What is my best (and worst) work?

One of the most powerful features of Google Analytics is the ability to see a drill-down of all your most popular work. This feature only gets better with age—the longer you have Google Analytics installed, the further back you can set the date range to check it out. By default, Google Analytics will show you stats for the previous week. Adjust the date range in the upper right-hand corner to see more or less.

Once you’ve set the time frame you want to look at, navigate to Behavior → Site Content → All Pages. Here, you can see your most highly viewed posts and pages for that time. Click the column headings to sort this data; you can search by lowest bounce rate, most unique views, or even least unique views to see what’s not working.

While you’re in the Site Content area, you may also want to check out Behavior Flow. This view shows you a visual of where people enter your site, and how long they stay there before leaving. You’ll see which pages are most often landing pages, and where people click following that. It can show you what to feature (and create more of), and what to revamp and improve.

Does my site look OK to visitors?

People come to your site from all different regions, referral sites—and browsers, too. Google Analytics can show you exactly which setups people are using to view your site. Navigate to Audience → Overview in order to see which browser, operating system, and even service provider people use most often to check your site. If a lot of people are visiting using Firefox, for example, it’d be a great idea to check that your site looks good to you in Firefox, even if that’s not a browser you normally use.

There’s also a section for mobile visitors only. Here, I can see that 67 percent of my mobile audience is on iOS, which implies that they are looking at the site via an iPhone. That means I should definitely make sure that I have an iPhone version of my site, or a responsive theme that can automatically resize itself to a small mobile screen.

This information can keep you from neglecting to make your site look good on a browser a lot of people are using—or wasting your time trying to make your site compliant with a browser that your audience doesn’t use. You can rest assured that when users bring up your site, they’re seeing the very same design and content that you spent so much time perfecting.

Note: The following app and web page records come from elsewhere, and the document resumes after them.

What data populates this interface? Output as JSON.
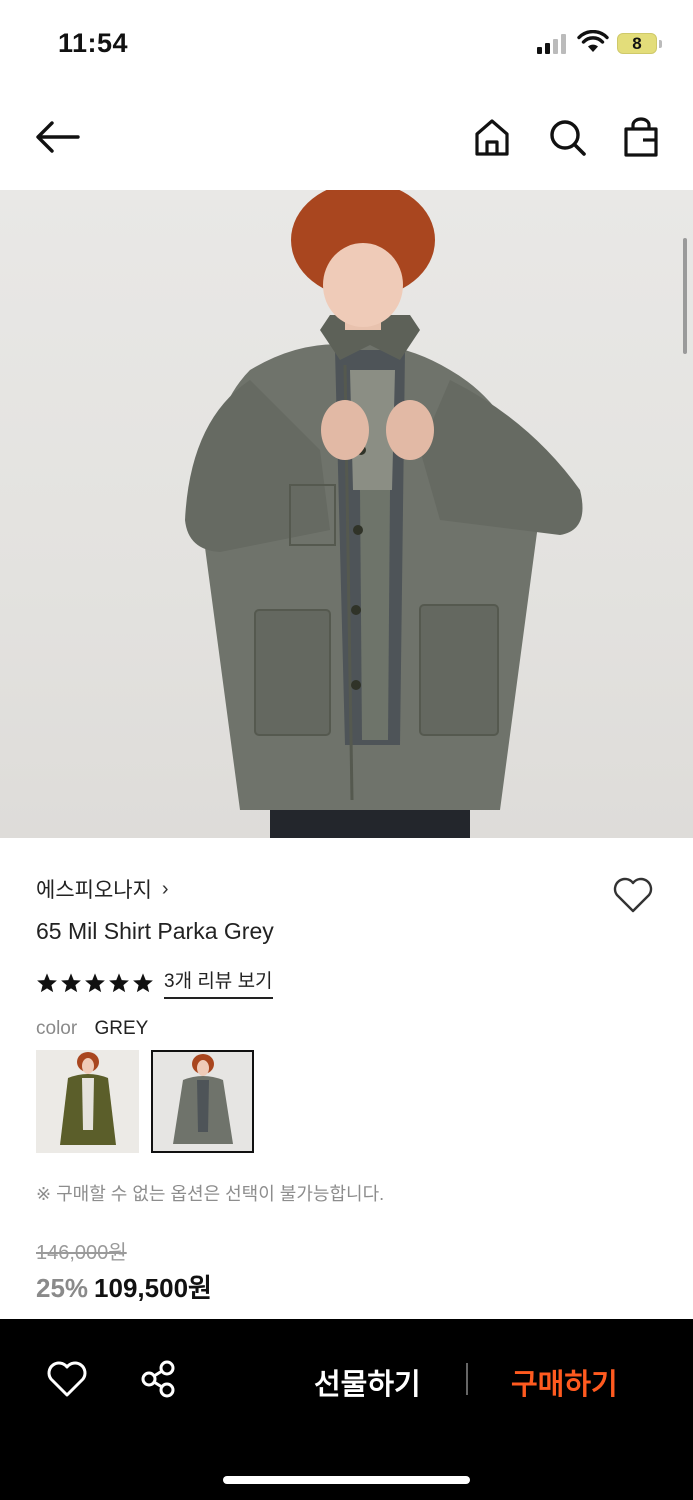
{
  "status_bar": {
    "time": "11:54",
    "battery": "8"
  },
  "nav": {
    "icons": [
      "arrow-left-icon",
      "home-icon",
      "search-icon",
      "bag-icon"
    ]
  },
  "product": {
    "brand": "에스피오나지",
    "brand_chevron": "›",
    "name": "65 Mil Shirt Parka Grey",
    "rating_stars": 5,
    "review_link": "3개 리뷰 보기",
    "color_label": "color",
    "color_value": "GREY",
    "swatches": [
      "olive",
      "grey"
    ],
    "notice": "※ 구매할 수 없는 옵션은 선택이 불가능합니다.",
    "original_price": "146,000원",
    "discount": "25%",
    "price": "109,500원"
  },
  "bottom_bar": {
    "gift_label": "선물하기",
    "buy_label": "구매하기",
    "buy_color": "#ff5a1f"
  }
}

These are five questions that Google Analytics can answer for you, but they’re still just scratching the surface. Addicted to that Google Analytics life now? Visit the Google Analytics Help Center to see everything this tool can help you do.

If this post raised some questions feel free to ask me a question